▸ **What the task asks**:
From the listing below, return every line with the string "when" in it.

▸ **Supplied entries**:
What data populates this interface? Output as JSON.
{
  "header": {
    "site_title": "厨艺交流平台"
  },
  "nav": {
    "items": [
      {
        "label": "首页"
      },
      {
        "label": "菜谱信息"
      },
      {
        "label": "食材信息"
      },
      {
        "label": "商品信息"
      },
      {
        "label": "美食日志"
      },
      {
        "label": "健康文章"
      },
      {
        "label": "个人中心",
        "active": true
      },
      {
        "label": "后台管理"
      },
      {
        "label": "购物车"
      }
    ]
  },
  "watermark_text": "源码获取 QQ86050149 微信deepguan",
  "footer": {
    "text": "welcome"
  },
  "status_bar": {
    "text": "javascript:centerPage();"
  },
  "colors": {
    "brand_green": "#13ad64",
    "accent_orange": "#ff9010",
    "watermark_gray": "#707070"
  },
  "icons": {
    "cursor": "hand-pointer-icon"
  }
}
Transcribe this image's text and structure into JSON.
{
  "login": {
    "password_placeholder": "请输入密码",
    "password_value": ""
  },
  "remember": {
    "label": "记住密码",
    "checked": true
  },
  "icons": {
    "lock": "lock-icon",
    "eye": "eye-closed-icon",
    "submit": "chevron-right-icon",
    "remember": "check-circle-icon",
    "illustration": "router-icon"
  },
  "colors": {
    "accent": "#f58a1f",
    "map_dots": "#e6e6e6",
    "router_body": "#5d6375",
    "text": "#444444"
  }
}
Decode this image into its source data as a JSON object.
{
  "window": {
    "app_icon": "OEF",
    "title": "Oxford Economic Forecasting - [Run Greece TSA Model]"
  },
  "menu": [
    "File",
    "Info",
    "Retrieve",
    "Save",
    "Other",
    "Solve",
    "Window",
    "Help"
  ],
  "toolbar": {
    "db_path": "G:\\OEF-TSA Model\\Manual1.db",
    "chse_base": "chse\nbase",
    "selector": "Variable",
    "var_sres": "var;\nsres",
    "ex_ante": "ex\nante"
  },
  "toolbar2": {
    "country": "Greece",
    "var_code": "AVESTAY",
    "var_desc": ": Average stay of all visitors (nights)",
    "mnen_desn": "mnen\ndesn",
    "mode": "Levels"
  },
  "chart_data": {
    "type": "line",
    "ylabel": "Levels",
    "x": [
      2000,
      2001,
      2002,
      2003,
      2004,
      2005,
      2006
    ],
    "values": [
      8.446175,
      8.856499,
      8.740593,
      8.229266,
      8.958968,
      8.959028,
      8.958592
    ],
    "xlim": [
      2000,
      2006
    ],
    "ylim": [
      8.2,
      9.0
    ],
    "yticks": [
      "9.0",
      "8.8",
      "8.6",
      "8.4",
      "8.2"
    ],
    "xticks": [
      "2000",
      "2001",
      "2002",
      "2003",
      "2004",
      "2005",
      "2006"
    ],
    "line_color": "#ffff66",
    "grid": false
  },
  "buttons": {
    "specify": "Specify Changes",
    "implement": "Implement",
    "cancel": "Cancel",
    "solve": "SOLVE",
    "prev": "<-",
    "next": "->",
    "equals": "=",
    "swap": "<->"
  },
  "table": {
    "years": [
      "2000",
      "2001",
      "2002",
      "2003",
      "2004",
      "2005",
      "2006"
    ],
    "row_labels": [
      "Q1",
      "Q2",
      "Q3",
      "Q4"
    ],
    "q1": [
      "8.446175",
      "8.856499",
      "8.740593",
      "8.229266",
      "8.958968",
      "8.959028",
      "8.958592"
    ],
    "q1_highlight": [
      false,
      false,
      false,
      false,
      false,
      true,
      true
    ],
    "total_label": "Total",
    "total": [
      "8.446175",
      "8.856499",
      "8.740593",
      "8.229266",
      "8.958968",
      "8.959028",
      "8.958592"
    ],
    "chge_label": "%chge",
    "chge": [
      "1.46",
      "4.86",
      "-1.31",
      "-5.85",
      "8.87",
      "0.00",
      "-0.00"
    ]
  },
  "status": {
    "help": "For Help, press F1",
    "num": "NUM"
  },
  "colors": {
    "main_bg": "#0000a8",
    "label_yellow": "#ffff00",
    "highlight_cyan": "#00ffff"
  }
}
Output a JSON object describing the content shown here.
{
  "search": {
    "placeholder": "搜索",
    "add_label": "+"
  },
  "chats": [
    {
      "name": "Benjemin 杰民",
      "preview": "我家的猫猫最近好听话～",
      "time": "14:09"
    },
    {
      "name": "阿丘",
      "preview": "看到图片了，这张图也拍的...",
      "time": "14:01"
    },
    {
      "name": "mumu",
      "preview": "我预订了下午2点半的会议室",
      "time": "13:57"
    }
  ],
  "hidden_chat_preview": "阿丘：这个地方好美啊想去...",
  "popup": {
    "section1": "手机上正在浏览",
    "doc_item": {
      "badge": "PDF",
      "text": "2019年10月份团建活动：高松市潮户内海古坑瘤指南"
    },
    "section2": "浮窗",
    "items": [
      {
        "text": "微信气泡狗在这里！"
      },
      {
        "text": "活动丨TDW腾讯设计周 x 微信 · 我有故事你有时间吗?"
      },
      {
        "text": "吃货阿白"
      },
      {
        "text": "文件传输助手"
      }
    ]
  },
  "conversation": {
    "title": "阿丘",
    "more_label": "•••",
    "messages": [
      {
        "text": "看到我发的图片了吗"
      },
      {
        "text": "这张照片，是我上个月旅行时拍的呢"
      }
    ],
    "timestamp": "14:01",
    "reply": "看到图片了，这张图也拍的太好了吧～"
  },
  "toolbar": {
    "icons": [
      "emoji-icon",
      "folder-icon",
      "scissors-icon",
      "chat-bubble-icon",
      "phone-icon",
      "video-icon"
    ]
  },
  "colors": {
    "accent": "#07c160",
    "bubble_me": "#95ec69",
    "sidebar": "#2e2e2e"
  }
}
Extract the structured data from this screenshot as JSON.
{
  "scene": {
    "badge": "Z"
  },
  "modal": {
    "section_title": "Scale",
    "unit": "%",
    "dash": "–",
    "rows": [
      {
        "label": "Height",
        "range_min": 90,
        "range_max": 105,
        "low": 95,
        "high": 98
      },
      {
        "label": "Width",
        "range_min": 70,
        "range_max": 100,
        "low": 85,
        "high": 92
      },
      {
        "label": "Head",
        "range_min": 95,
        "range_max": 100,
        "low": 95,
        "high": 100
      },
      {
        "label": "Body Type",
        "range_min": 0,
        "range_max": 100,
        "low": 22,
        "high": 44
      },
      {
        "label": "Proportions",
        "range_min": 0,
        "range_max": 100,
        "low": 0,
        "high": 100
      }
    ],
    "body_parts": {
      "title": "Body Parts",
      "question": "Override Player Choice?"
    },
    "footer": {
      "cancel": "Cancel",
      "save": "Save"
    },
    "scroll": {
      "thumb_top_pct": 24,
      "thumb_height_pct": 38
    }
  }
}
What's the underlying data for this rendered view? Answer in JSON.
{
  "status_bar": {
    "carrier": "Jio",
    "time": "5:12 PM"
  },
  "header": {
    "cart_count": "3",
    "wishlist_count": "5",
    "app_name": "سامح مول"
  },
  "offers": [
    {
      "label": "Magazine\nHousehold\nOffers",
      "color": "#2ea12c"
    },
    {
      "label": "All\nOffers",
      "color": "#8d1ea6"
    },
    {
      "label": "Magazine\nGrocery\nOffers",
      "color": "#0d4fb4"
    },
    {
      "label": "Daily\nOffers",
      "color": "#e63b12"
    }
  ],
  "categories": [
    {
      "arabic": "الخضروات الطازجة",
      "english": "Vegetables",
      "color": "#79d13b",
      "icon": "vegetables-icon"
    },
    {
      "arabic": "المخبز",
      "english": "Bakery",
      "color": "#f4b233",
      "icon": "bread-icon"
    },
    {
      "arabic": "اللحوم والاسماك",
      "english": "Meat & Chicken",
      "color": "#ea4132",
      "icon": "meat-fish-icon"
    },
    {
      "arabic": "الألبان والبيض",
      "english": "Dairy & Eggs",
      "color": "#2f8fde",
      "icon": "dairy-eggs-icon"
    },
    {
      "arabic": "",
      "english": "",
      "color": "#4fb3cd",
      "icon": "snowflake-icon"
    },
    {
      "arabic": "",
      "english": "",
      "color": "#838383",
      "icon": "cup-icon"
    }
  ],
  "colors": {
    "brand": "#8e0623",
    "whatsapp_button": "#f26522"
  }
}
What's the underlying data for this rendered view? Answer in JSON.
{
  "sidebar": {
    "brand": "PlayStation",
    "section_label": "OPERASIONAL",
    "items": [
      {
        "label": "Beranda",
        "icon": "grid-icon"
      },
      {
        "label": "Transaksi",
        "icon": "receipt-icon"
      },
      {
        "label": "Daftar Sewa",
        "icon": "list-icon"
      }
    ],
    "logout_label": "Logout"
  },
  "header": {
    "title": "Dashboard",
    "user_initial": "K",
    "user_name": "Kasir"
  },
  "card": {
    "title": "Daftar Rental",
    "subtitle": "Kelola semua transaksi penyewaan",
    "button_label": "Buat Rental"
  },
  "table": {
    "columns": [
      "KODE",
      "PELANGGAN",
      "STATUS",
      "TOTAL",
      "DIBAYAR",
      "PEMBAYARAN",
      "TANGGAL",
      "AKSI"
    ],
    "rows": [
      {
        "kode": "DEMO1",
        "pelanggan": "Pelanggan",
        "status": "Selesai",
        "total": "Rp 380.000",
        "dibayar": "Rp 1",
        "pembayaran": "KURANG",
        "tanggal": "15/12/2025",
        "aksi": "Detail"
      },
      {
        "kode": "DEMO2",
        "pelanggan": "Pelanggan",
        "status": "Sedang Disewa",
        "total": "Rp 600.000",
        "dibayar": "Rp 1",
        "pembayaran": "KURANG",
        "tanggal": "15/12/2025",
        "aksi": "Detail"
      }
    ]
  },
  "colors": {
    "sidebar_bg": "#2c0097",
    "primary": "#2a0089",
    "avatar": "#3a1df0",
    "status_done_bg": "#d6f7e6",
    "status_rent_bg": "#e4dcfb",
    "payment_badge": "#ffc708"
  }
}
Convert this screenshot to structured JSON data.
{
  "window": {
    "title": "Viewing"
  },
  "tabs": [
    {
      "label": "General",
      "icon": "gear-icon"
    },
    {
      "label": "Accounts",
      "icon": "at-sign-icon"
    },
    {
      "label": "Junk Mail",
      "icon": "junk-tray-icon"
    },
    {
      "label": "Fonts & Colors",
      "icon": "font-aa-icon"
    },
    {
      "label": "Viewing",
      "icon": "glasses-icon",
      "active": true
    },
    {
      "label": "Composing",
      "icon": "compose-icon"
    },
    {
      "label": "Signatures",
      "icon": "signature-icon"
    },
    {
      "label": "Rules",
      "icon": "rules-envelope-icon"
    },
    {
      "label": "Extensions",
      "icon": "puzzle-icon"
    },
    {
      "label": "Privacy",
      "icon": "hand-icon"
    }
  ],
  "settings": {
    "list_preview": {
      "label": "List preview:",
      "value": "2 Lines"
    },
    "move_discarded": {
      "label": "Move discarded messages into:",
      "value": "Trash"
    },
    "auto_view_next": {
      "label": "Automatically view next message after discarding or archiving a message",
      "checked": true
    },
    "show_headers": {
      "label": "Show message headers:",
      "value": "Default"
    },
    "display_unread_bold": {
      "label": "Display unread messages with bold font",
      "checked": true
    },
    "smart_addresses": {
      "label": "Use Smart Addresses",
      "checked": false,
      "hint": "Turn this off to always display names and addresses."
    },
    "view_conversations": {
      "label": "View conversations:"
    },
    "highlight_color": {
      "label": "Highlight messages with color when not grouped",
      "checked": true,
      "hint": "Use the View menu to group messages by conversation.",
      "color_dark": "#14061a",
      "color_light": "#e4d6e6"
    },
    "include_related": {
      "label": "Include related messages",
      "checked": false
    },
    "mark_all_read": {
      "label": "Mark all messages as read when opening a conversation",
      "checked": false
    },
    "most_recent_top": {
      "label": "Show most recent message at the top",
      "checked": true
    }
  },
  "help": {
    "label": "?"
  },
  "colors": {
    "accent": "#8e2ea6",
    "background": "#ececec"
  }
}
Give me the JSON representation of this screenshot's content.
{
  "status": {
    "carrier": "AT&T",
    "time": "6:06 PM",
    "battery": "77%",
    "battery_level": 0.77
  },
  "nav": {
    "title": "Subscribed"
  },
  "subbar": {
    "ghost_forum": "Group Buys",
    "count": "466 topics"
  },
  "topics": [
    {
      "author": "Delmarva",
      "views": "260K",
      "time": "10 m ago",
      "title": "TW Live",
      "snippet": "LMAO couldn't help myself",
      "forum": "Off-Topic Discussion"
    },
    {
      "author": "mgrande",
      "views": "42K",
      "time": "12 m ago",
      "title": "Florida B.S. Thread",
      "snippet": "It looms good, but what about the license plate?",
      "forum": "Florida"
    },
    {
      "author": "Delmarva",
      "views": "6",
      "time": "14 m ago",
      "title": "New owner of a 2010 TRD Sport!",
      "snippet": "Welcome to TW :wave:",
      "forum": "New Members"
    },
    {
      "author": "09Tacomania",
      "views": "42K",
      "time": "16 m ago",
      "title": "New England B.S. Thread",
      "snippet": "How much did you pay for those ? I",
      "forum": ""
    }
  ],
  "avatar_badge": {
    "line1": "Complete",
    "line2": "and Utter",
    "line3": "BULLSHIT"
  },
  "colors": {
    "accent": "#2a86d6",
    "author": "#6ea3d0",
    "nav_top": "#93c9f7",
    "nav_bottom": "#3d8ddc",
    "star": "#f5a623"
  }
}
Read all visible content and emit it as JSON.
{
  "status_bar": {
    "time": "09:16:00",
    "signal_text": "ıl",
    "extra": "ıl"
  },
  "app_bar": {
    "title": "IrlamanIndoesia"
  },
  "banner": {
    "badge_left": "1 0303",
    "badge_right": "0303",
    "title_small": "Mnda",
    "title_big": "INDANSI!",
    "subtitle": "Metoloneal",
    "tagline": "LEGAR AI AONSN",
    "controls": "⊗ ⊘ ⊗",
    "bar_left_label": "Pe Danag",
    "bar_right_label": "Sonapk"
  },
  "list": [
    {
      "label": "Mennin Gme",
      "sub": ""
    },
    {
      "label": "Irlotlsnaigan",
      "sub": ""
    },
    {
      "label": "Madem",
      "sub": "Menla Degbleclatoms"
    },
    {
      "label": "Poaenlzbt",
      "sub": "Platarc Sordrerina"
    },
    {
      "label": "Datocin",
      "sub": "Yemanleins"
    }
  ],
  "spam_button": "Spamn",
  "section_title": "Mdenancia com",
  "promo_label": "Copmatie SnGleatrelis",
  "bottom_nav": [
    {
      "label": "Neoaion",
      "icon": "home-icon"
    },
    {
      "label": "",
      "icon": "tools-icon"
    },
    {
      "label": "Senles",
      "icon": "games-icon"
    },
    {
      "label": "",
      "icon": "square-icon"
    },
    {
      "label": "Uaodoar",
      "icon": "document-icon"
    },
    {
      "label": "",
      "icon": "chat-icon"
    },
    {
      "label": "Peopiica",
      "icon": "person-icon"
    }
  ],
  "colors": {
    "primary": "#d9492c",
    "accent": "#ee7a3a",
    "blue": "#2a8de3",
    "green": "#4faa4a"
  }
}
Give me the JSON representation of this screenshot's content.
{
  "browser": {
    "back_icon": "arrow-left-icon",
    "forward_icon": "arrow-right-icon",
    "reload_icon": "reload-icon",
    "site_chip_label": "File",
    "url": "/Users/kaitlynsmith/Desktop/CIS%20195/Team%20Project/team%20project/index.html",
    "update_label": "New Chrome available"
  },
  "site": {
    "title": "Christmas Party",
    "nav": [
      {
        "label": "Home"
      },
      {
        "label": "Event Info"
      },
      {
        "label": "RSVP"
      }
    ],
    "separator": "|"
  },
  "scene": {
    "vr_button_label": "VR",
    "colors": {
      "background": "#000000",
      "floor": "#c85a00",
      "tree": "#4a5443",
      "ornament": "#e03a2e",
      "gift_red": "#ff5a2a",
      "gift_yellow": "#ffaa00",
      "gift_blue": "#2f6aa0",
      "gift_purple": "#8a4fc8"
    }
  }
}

▸ **Written solution**:
      "label": "Highlight messages with color when not grouped",
      "label": "Mark all messages as read when opening a conversation",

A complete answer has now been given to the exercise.